I had to work through negative feedback I received this entire time. I had to understand that what people say about my work isn’t a reflection on me as a person and my potential so much as it was a reflection on my current skill level.
Here are a few tips I learned on how to deal with feedback on your designs:
- Your work isn’t you. Learn that if someone says your design is crap, it doesn’t mean YOU are crap.
- Your work can get better. Don’t give up when you get negative feedback. Keep trying. Try harder.
- Design feedback is always subjective. Some people have an eye for good design and some do not. Depending on what you’re designing, it may just be that your design doesn’t work for that particular person’s taste, but would work well in another arena.
- You will look back and think likely the same thing about your work as what you’re being told. As you grow and improve, you’ll look at old designs and wonder what you were thinking.
- You may not be nearly as good as you think you are. We’re creatively delusional when reviewing our own work.
- Trust the feedback of pros that have walked the same path. The feedback from respected mentors is the best.
- Don’t trust feedback from people who won’t tell you the truth in an effort to not “hurt” you. Mom, Aunt, and friends don’t count when getting feedback on design. Even if they’re talented designers, they’ll soften the blows we need as creatives in order to get better.
- Era matters. Your design might look funny to someone depending on what design styles and era of design they’re used to, most comfortable with, etc. Always design with your target audience in mind, and realize that only their opinion matters.
- Design for conversion. Don’t design for pretty. Focus on the business objective if there is one, and understand that might not mean making the prettiest, most aesthetic design. The key is that the design does well, is easy to navigate, and that the end viewer understands the call to action.
- Present your designs as drafts, samples. When someone knocks it, it’ll feel better knowing you’re not taking full responsibility for the work and you have an easy out to go back and make improvements.

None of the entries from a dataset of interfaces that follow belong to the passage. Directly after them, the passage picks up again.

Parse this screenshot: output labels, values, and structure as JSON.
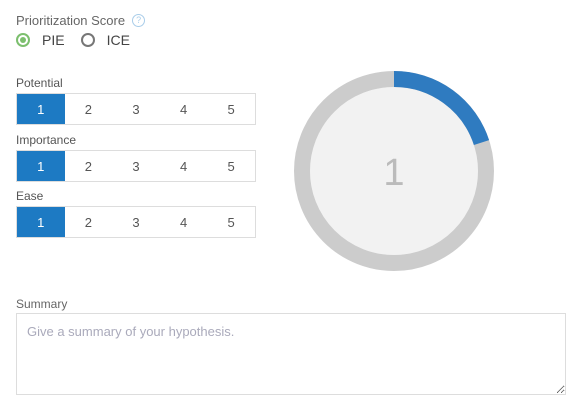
{
  "score": {
    "title": "Prioritization Score",
    "help_glyph": "?",
    "options": [
      {
        "label": "PIE",
        "checked": true
      },
      {
        "label": "ICE",
        "checked": false
      }
    ]
  },
  "ratings": [
    {
      "label": "Potential",
      "options": [
        "1",
        "2",
        "3",
        "4",
        "5"
      ],
      "selected": "1"
    },
    {
      "label": "Importance",
      "options": [
        "1",
        "2",
        "3",
        "4",
        "5"
      ],
      "selected": "1"
    },
    {
      "label": "Ease",
      "options": [
        "1",
        "2",
        "3",
        "4",
        "5"
      ],
      "selected": "1"
    }
  ],
  "donut": {
    "value": "1",
    "fraction": 0.2,
    "accent_color": "#2f7bc0",
    "track_color": "#cccccc"
  },
  "summary": {
    "label": "Summary",
    "placeholder": "Give a summary of your hypothesis.",
    "value": ""
  }
}
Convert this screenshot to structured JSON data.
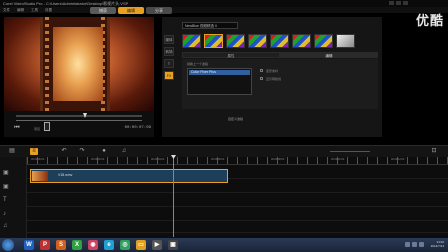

- Present multiple variations of the design. Often times feedback comes back harshest when there’s only one version to look at. This is because the viewer / reviewer starts to compare to work outside your body of work. If you include multiple variations the reviewer compares those variations and then focuses on telling you what they like or don’t like about the options presented.
Start with this. Be careful to listen and take the good parts of what someone is saying in order to improve your work. Don’t get upset or hurt and lose the opportunity to level up.
The best thing to notes is that design is often quite a teachable skill. So if you’re not where you want to be today, you can learn how to design better. It’s not just for natural born artists.
Thanks for reading! Hit that clap, follow, and share! Thanks friends and keep designing!